For example, the terms of the first loan of £ 3,200,000 that Mexico received from Bank B.A. Goldsmith & Co, in 1824, were as follows. The price to buy a £ 100 bond was £ 58. The interest rate was 5%. The sale raised £ 1,850,000. However, commission of £ 750,000 were deducted. So Mexico finally got £ 1,100,000. The comparison with the terms of the Greek loan is straightforward. It is reminded that after a revolution which began in 1810, Mexico was already an independent state as of 24 August 1821.
The final conclusion is that the famous “English loans” were not robbery at all, and those who negotiated them were neither traitors nor fools.

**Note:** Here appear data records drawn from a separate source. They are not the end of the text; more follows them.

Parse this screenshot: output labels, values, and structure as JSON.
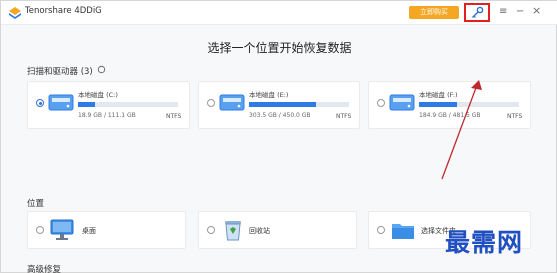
{
  "window": {
    "title": "Tenorshare 4DDiG",
    "buy_label": "立即购买",
    "icons": [
      "4ddig-logo-icon",
      "key-icon",
      "menu-icon",
      "minimize-icon",
      "close-icon"
    ]
  },
  "heading": "选择一个位置开始恢复数据",
  "drives_section": {
    "label": "扫描和驱动器 (3)",
    "drives": [
      {
        "name": "本地磁盘 (C:)",
        "size": "18.9 GB / 111.1 GB",
        "fs": "NTFS",
        "usage_fraction": 0.17,
        "selected": true
      },
      {
        "name": "本地磁盘 (E:)",
        "size": "303.5 GB / 450.0 GB",
        "fs": "NTFS",
        "usage_fraction": 0.67,
        "selected": false
      },
      {
        "name": "本地磁盘 (F:)",
        "size": "184.9 GB / 481.5 GB",
        "fs": "NTFS",
        "usage_fraction": 0.38,
        "selected": false
      }
    ]
  },
  "locations_section": {
    "label": "位置",
    "items": [
      {
        "label": "桌面",
        "icon": "desktop-icon"
      },
      {
        "label": "回收站",
        "icon": "recycle-bin-icon"
      },
      {
        "label": "选择文件夹",
        "icon": "folder-icon"
      }
    ]
  },
  "advanced_section": {
    "label": "高级修复"
  },
  "watermark": "最需网",
  "colors": {
    "accent": "#2f7be6",
    "buy": "#f5a623",
    "highlight_box": "#e32020",
    "arrow": "#c0282d"
  }
}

Actually, it seems that they were assisted by worthy financial advisers.
It is likely that the subsequent management of the loans was not appropriate, and it seems that several lapses have occurred, but the loans themselves were made on very reasonable terms, given all the parameters.
The problem arising from these loans was not their terms and conditions, which were not harsh at all, but the inability of the Greek state, first to use the funds optimally in favour of their struggle, and then to serve them during the years that followed, even with these objectively favorable terms.
However, it is worth noting some other parameters related to these loans. In addition to the financial aspects, these loans constituted the strongest political acts of official recognition of the revolted Greeks and the prospect of establishing an independent Greek state in the future.
The loans were made possible when the great British politician and Philhellene George Canning took the office of Foreign Affairs Minister in the United Kingdom.
Canning drastically changed the policy of his predecessor, Castlereagh. He recognized Greece as a country in war and turned on the green light for the City of London to issue loans in favour of Greece.
In any event, even if the Greeks had made the best use of their loans, history has shown that the liberation of Greece needed a major naval battle in Navarino.
This battle involved 29 of the best ships of the three allies with the most experienced personnel aboard, under the command of the great British admiral Codrington, who crashed the Turkish-Egyptian fleet of 90 ships.
In addition, in order to persuade Ibrahim Pascha to leave Greece, it took another 10 months and the presence of a regular army of 15,000 men under General Maison, and at the same time, continuous negotiations between Codrington and the Egyptians to reach a final agreement only in July 1828.
Has anyone ever calculated the value of this support that Greece received from its allies, and firstly from the United Kingdom? How many more loans would Greece have to receive, and which blood tax would Greeks have to pay on their own to gain their freedom?
If all of this is taken into account, then we can conclude that these loans were almost gratuitous, and that the help and support that Greece eventually received was then, as it is today, unprecedented internationally.
Greeks owe this support to the Philhellenism, to the admiration expressed by the western world to the Greek culture and heritage, which radiates through the centuries by the marbles of the Acropolis of Athens.
- Ανδρεάδης Ανδρέας, Ιστορία των εθνικών δανείων, Αθήνα 1904